This unforgettable novel takes place in nineteenth-century China when girls had their feet bound and lived in almost total seclusion. Some girls were paired as “old-sames” in emotional matches that lasted all of their lives. The women in one remote county developed their own secret code for communication: nu shu (“women’s writing”). They painted letters on fans, embroidered messages on handkerchiefs, and composed stories in hopes of sharing their dreams and accomplishments.

An old woman reflects on her relationship with her “old-same”, their arranged marriages, and the joys and tragedies of motherhood—until a terrible misunderstanding written on their secret fan threatens to tear them apart. Snow Flower and the Secret Fan delves into one of the most mysterious and treasured relationships of all time—female friendship.

About the Author
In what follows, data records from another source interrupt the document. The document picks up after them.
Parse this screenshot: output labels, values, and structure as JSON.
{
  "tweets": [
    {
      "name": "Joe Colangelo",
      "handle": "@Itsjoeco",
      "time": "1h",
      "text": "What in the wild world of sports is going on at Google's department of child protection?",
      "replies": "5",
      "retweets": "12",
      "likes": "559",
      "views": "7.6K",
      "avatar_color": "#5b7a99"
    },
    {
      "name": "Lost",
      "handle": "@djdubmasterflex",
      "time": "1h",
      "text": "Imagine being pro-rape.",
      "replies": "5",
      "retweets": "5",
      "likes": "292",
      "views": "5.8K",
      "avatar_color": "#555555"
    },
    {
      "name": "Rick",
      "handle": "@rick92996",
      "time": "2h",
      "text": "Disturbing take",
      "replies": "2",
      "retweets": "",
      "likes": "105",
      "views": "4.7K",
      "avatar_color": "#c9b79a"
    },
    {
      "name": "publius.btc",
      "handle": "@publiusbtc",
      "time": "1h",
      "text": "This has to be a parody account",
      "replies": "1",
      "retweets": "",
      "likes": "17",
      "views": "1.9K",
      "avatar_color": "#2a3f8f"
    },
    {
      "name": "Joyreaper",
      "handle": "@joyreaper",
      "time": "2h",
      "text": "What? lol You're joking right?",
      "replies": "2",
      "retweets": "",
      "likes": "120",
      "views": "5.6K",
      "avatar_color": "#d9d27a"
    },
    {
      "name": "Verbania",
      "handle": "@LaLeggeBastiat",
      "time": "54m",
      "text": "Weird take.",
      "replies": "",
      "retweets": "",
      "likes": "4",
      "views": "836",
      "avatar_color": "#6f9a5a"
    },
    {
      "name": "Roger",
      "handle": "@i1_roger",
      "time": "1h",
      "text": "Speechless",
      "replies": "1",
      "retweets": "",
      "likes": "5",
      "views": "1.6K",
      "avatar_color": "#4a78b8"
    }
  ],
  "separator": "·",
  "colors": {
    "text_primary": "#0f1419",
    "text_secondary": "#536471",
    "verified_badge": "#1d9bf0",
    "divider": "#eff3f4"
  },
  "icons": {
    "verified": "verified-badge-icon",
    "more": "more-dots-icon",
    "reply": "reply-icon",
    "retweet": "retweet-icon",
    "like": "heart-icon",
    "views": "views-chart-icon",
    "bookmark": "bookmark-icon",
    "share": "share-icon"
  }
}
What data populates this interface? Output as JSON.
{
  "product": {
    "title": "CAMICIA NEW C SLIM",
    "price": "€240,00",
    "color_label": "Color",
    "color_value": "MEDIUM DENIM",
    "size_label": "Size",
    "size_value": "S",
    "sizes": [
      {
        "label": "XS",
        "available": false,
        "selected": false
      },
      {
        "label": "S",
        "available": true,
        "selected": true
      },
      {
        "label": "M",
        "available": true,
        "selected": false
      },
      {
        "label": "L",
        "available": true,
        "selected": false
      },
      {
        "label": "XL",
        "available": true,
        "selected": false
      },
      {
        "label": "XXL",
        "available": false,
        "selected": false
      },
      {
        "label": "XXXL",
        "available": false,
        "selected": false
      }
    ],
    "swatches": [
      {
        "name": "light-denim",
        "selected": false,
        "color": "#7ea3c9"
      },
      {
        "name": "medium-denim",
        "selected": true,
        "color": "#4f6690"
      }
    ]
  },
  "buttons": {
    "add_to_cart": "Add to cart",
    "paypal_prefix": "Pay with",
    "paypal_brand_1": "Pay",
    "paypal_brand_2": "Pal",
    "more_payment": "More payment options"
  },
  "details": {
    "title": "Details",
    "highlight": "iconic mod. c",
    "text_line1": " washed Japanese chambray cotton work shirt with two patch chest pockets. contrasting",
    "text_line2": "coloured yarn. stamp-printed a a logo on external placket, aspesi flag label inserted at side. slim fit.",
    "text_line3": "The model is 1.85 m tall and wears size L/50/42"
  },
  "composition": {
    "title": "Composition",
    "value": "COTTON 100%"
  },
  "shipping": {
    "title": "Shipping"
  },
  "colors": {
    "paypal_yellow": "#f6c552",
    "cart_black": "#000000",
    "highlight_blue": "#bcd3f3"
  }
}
Lisa See was born February 18, 1955 in Paris, France. She is the author of Flower Net (an Edgar Award nominee), The Interior, and Dragon Bones, as well as the critically acclaimed memoir On Gold Mountain. The Organization of Chinese American Women named her the 2001 National Woman of the Year. She lives in Los Angeles.

Discussion Questions

  1. In your opinion, is Lily, who is the narrator, the heroine or the villain? What are her flaws and her strengths?
  2. Do you think the concept of “old-sames” exists today? Do you have and “old-same,” or are you part of a sworn sisterhood? In what ways are those relationships similar or different from the ones in nineteenth-century China?
  3. Some men in nineteenth-century China apparently knew about nu shu, the secret women’s writing described in Snow Flower. Why do you think they tolerated such private communication?
  4. Lily writes her story so that Snow Flower can read it in the afterworld. Do you think she tells her story in a convincing way so that Snow Flower can forgive and understand? Do you think Snow Flower would have told the story differently?
  5. Having a wife with bound feet was a status symbol for men, and, consequently, having bound feet increased a woman’s chances of marriage into a wealthier household. Women took great pride in their feet, which were considered not only beautiful but also their best and most important feature. As a child, would you have fought against having your feet bound, as Third Sister did, knowing you would be consigned to the life of a servant or a “little daughter-in-law”? As a mother, would you have chosen to bind your daughter’s feet?
  6. The Chinese character for “mother love” consists of two parts: one meaning “pain”, the other meaning “love”. In your own experience, from the perspective of a mother or a daughter, is there an element of truth to this description of mother love?
  7. The author sees Snow Flower and the Secret Fan as a novel about love and regret, but do you think there’s also an element of atonement in it as well?
  8. In the story, we are told again and again that women are weak and worthless. But were they really? In what ways did Lily and Snow Flower show their strength and value?
  9. Madame Wang, the matchmaker, is a foot-bound woman and yet she does business with men. How is she different from the other women in the story? Do you think she is considered a woman of status or is she merely a necessary evil?
  10. Although the story takes place in the nineteenth century and seems very far removed from our lives—we don’t have our feet bound, we’re free and mobile—do you think we’re still bound up in other ways; for instance, by career, family obligations, conventions of feminine beauty, or events beyond our control such as war, the economy, and natural disasters?